There are many benefits to these outside no-fault claims. The sizable medical bill will result in a high premium on the upcoming insurance, and you should make sure that the other party has to face this increase in their coverage and not you.
You may have other medical expenses that will come in the future due to the nature of the accident. Maybe you are having an injury and need medications for a year. A personal injury claim or filing a third-party application will cover all such future expenses along with the current bills.
There are other financial implications other than medical expenses. Like you may not be able to go to your regular work or manage your business. You may have to spend months in treatment with operations and surgeries. Your PIP will pay 60% of the income you made before the accident and are unable to make after the injury. With a third-party or personal injury claim, you can seek compensation for the total loss of your income. You have the option to pursue the liable parties for the future loss of the income you sustained.
Likewise, if you go outside of no-fault claims, you can also file for noneconomic losses. You may face physical pain and mental stress, and staying in the no-fault system, you cannot ask for such claims.
Does the Third-Party the Right to Refuse Claims?
You may get a third-party claim, but often these claims are hard to pursue. Since insurance companies are in the business of generating profits from the premiums they get, the first attempt of these firms is to deny the claims, and they look at every detail so they can find a reason to deny the request.
You should pursue such claims with the help of your attorney, as these legal consultants are more apt in following with the insurance firms and responding to their objections.
Denial from Insurance Firm
Some insurance companies may deny the claim on the pretext that you, too, are responsible for the accident. They may hire investigators to check your request and dig deep to find anything that can put your legal case in jeopardy. They can raise objections on the treatment option the doctor is recommending or use your statements against you.
Even more common is to use this stressful situation of the accident to push you in going for low settlements that are not enough. Hurt with injuries, often people fall for this tactic and end up with a low-cost solution. Since these insurance firms know you are struggling to pay your bills, they give you a low-ball offer, and rarely a company will provide you with a fair settlement.
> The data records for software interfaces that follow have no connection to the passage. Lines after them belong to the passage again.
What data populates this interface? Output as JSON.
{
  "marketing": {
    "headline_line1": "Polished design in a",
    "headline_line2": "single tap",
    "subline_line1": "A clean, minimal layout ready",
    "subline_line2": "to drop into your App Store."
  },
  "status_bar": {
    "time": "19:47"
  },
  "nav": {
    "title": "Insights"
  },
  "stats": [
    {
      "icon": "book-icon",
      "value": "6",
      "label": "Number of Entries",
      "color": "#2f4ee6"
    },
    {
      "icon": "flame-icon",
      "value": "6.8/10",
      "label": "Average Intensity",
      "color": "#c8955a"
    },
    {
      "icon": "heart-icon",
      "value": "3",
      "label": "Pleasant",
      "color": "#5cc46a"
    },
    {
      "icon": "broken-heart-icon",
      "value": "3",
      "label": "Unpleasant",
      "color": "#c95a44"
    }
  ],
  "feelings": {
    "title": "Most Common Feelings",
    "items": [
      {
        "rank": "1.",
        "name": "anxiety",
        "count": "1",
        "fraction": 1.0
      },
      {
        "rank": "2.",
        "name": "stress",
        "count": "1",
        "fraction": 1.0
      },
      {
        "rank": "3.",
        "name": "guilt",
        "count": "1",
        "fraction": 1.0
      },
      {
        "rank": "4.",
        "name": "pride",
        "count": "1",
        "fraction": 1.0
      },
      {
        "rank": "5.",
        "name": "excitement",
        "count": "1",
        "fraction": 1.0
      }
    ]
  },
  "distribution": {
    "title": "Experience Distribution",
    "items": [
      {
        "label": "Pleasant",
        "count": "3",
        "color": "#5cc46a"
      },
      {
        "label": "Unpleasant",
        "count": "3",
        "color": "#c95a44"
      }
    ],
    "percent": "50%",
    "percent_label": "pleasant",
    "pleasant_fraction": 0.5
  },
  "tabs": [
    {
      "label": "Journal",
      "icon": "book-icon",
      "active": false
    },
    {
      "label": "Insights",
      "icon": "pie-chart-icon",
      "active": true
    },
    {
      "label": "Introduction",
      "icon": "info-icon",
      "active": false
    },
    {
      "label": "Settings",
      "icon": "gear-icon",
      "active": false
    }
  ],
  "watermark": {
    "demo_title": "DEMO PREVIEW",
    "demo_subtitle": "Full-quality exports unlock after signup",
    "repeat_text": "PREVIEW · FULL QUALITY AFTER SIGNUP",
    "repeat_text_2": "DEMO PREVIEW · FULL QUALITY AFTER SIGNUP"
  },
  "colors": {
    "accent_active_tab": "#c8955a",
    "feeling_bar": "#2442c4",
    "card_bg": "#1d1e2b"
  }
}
Verifying Fault in a Personal Injury Suit
If the insurance firm is not willing to pay for the claim, one can pursue a personal injury claim and hire an attorney to deal with the situation. The attorney will work closely with the investigators and check for all facts to establish with proof that the car accident is not because of your fault, and the other party is liable.
The attorney can interrogate witnesses, access monitoring camera footage if it is possible, and contract forensic investigators who can examine the scene to reproduce what happened.
It would help if you stayed at the scene unless you are severely injured. You should at least attempt to take photos with your smartphone and record the scene of the accident. Whatever you record will benefit you later.
In any case, your priority should be your health, and many things like the doctor’s report can work in your favor. So first try to get treatment and don’t delay going to a doctor.
You may not feel hurt, but some injuries may show results later, so going to the doctor is not something you will want to overlook.
What If an Uninsured Driver Hits Me?
Florida, with 25 percent uninsured driver stats, stands number 2 in the country for the most uninsured driver. You can check with your own insurance company in such cases. Or you can proceed with an at-fault driver lawsuit, but if the driver does not have meaningful assets, you will not get many benefits even if you win the case.